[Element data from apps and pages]
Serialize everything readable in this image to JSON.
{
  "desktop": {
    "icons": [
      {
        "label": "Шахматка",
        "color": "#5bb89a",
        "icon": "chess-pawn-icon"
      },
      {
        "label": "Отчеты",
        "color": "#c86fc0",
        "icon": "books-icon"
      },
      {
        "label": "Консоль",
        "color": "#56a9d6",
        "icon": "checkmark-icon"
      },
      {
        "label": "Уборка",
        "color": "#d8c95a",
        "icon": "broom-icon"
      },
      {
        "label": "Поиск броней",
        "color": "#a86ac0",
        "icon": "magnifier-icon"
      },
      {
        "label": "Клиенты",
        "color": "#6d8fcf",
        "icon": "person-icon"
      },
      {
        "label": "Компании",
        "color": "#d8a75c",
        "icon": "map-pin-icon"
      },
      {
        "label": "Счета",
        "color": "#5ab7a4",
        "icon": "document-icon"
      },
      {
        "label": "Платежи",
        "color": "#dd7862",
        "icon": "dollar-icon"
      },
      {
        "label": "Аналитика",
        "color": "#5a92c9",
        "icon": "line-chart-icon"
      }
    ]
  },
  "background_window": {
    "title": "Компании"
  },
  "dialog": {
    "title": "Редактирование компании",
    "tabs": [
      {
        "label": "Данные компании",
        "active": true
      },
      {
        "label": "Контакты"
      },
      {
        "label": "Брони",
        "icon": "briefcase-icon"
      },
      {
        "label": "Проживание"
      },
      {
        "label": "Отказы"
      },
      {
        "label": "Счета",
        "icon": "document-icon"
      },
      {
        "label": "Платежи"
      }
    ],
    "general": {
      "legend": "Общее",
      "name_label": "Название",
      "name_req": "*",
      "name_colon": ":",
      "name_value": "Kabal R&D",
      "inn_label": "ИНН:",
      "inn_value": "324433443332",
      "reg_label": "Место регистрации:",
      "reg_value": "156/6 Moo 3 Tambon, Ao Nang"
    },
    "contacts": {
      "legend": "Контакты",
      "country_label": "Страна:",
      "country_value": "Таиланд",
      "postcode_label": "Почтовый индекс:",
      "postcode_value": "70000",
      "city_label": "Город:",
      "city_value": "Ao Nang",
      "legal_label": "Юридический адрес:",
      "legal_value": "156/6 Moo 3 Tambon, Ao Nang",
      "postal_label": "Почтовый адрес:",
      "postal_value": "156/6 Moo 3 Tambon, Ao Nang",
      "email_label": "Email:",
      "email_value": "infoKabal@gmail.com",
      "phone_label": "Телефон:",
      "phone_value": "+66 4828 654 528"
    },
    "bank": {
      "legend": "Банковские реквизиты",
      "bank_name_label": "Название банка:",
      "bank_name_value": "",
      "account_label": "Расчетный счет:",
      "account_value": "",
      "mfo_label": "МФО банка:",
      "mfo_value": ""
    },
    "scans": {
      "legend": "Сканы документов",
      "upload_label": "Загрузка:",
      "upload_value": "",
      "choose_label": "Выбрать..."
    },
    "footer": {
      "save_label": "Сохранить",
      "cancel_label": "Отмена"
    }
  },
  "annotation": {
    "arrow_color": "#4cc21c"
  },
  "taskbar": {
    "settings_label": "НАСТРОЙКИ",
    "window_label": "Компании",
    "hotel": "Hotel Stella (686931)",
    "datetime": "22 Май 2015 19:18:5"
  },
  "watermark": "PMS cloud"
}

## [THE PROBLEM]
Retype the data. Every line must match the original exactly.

## [OUTPUT OF THE TASK]
Serialize everything readable in this image to JSON.
{
  "desktop": {
    "icons": [
      {
        "label": "Шахматка",
        "color": "#5bb89a",
        "icon": "chess-pawn-icon"
      },
      {
        "label": "Отчеты",
        "color": "#c86fc0",
        "icon": "books-icon"
      },
      {
        "label": "Консоль",
        "color": "#56a9d6",
        "icon": "checkmark-icon"
      },
      {
        "label": "Уборка",
        "color": "#d8c95a",
        "icon": "broom-icon"
      },
      {
        "label": "Поиск броней",
        "color": "#a86ac0",
        "icon": "magnifier-icon"
      },
      {
        "label": "Клиенты",
        "color": "#6d8fcf",
        "icon": "person-icon"
      },
      {
        "label": "Компании",
        "color": "#d8a75c",
        "icon": "map-pin-icon"
      },
      {
        "label": "Счета",
        "color": "#5ab7a4",
        "icon": "document-icon"
      },
      {
        "label": "Платежи",
        "color": "#dd7862",
        "icon": "dollar-icon"
      },
      {
        "label": "Аналитика",
        "color": "#5a92c9",
        "icon": "line-chart-icon"
      }
    ]
  },
  "background_window": {
    "title": "Компании"
  },
  "dialog": {
    "title": "Редактирование компании",
    "tabs": [
      {
        "label": "Данные компании",
        "active": true
      },
      {
        "label": "Контакты"
      },
      {
        "label": "Брони",
        "icon": "briefcase-icon"
      },
      {
        "label": "Проживание"
      },
      {
        "label": "Отказы"
      },
      {
        "label": "Счета",
        "icon": "document-icon"
      },
      {
        "label": "Платежи"
      }
    ],
    "general": {
      "legend": "Общее",
      "name_label": "Название",
      "name_req": "*",
      "name_colon": ":",
      "name_value": "Kabal R&D",
      "inn_label": "ИНН:",
      "inn_value": "324433443332",
      "reg_label": "Место регистрации:",
      "reg_value": "156/6 Moo 3 Tambon, Ao Nang"
    },
    "contacts": {
      "legend": "Контакты",
      "country_label": "Страна:",
      "country_value": "Таиланд",
      "postcode_label": "Почтовый индекс:",
      "postcode_value": "70000",
      "city_label": "Город:",
      "city_value": "Ao Nang",
      "legal_label": "Юридический адрес:",
      "legal_value": "156/6 Moo 3 Tambon, Ao Nang",
      "postal_label": "Почтовый адрес:",
      "postal_value": "156/6 Moo 3 Tambon, Ao Nang",
      "email_label": "Email:",
      "email_value": "infoKabal@gmail.com",
      "phone_label": "Телефон:",
      "phone_value": "+66 4828 654 528"
    },
    "bank": {
      "legend": "Банковские реквизиты",
      "bank_name_label": "Название банка:",
      "bank_name_value": "",
      "account_label": "Расчетный счет:",
      "account_value": "",
      "mfo_label": "МФО банка:",
      "mfo_value": ""
    },
    "scans": {
      "legend": "Сканы документов",
      "upload_label": "Загрузка:",
      "upload_value": "",
      "choose_label": "Выбрать..."
    },
    "footer": {
      "save_label": "Сохранить",
      "cancel_label": "Отмена"
    }
  },
  "annotation": {
    "arrow_color": "#4cc21c"
  },
  "taskbar": {
    "settings_label": "НАСТРОЙКИ",
    "window_label": "Компании",
    "hotel": "Hotel Stella (686931)",
    "datetime": "22 Май 2015 19:18:5"
  },
  "watermark": "PMS cloud"
}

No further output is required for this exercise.